Above: looking west along Chadwell Street to Myddelton Square. (Historic England) “From 1857 wall box-type post boxes came into use for fixing into existing walls. In 1859 an improved cylindrical design of pillar box was created for standard use nationwide.”
From: Survey of London: Volume 47, Northern Clerkenwell and Pentonville. Originally published by London County Council, London, 2008:
“Named after one of the sources of the New River, Chadwell Street was begun in 1822, with agreements for the building of all but No. 11 made by 1823. However, the street was not fully built up until 1838, and there is a consequent lack of coherence. The earlier developments were towards the east or St John Street end, and included a Nonconformist chapel of 1823–4. Shophouses at Nos 1–3 were built along with the adjoining St John Street frontage in 1822–4, Daniel Toohey, a victualler, being the developer. In 1823 James Hall, a Charterhouse Street plumber, undertook, in partnership with Charles Haynes, to build sixteen more houses, seven flanking the chapel at Nos 4–10, and nine more on the north side at Nos 15–23. Only Nos 4. and 5, with shops, and Nos 20–23, put up by William Pateman, another plumber and glazier, were completed before Hall’s death c.1830. Then the principal builder on Hall’s take was John Ramsay, who gave W. C. Mylne considerable difficulties with poor materials and construction. James Mansfield had taken the plots for Nos 12–14 in 1822, but deferred development into the 1830s, as did Priddle and Manser at No. 11 opposite. Both these builders held adjacent plots fronting Myddelton Square, and left the finishing of Chadwell Street until after the completion of their parts of the square.”
*see “Luke, chapter 16 verse 19”. The Bible – Latin Vulgate. The Vatican. Retrieved 16 July 2013. “homo quidam erat dives et induebatur purpura et bysso et epulabatur cotidie splendide”
From Historic England entry:
“From 1857 wall box-type post boxes came into use for fixing into existing walls. In 1859 an improved cylindrical design of pillar box was created for standard use nationwide.” (See image: corner of Beauchamp Road and St John’s Road, London SW11.)
From the Survey of London (“Lavender Sweep Area”):
“…Almost simultaneous with the laying out of Tom Taylor’s estate was Alfred Heaver’s redevelopment of John Beaumont’s villa and gardens, last occupied by Thomas Dives. Heaver’s career as a builder and developer was then undergoing the step-change that transformed him into a major local player.

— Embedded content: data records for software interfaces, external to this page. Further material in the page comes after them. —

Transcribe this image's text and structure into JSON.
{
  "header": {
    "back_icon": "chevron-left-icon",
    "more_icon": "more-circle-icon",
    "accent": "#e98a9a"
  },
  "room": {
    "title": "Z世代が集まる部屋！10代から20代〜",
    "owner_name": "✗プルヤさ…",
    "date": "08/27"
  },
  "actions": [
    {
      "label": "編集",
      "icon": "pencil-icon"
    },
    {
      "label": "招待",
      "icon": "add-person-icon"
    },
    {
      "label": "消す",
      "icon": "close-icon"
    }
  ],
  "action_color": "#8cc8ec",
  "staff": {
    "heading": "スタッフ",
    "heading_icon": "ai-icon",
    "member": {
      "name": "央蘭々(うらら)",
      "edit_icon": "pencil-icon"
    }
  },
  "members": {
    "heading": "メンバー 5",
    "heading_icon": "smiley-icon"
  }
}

His surveyor W. C. Poole laid out the six acres of grounds with an L-shaped road, Beauchamp Road, running east from a widened St John’s Road before turning north. Originally it was intended to continue this road into Lavender Sweep, but instead it was given a sharper turn to open into Lavender Hill. (Until 1891 this north–south portion of Beauchamp Road was separately named as Bleisho Road.) Poole also laid out a second, short north–south road connecting Beauchamp Road to Lavender Hill. This was at first called Bullen Road, changed to Dives Road by 1887 after its former inhabitant; but in that year local residents, ‘so much chaffed about Dives and Lazarus’ (i.e. the biblical parable of the rich man and poor beggar), successfully petitioned the MBW for another change of name, to Ilminster Gardens. Dives’ house survived for a while as Heaver‘s estate office, prior to its rebuilding as a Welsh Chapel…”
From the website of Capel Cymraeg Clapham:

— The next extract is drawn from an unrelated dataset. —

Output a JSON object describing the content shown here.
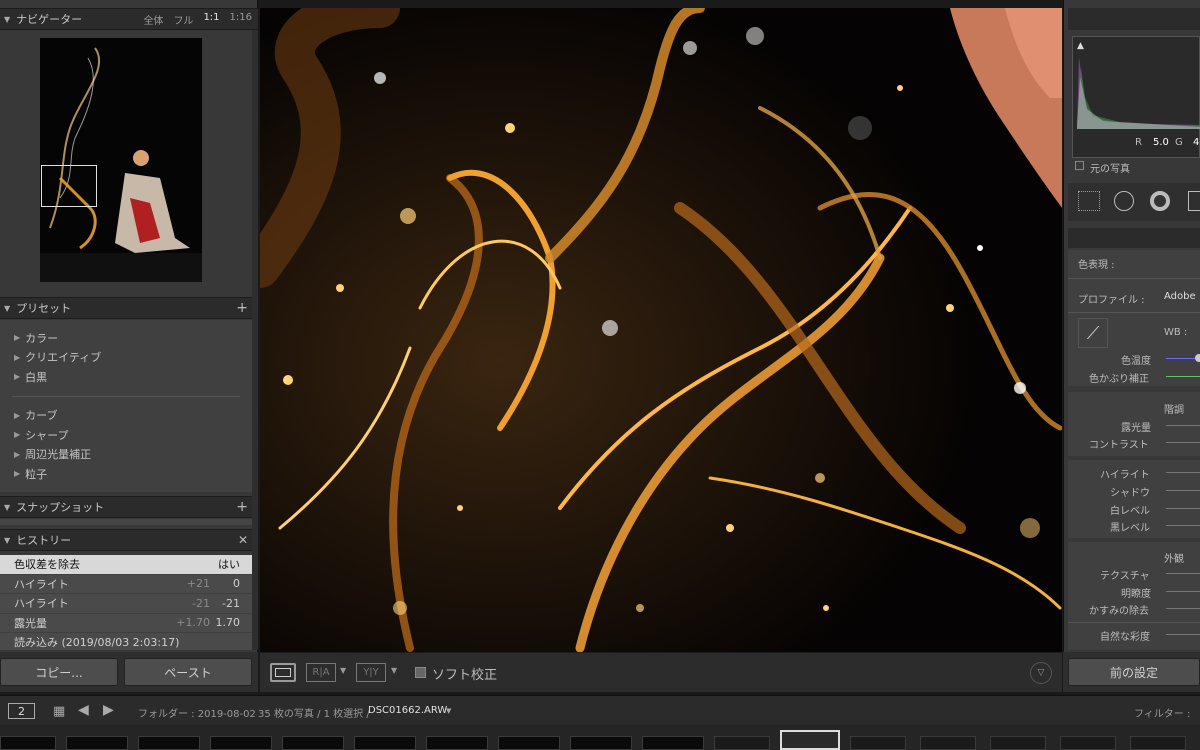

“Clapham Junction Welsh Chapel serves as a centre for Welsh people and their families and friends in South West London. Regular bilingual services are held on Sunday mornings (except in August). You are welcome to join us.
Mae Capel Cymraeg Clapham Junction yn ganolfan i Gymry De- Orllewin Llundain. Cynhelir gwasanaethau ar fore Sul (heblaw Mis Awst).Croeso cynnes i bawb.
Dreigiau Bach Llundain is a Welsh language playgroup for babies and children 0-4 years of age. We meet at the Chapel most Mondays at 10am.”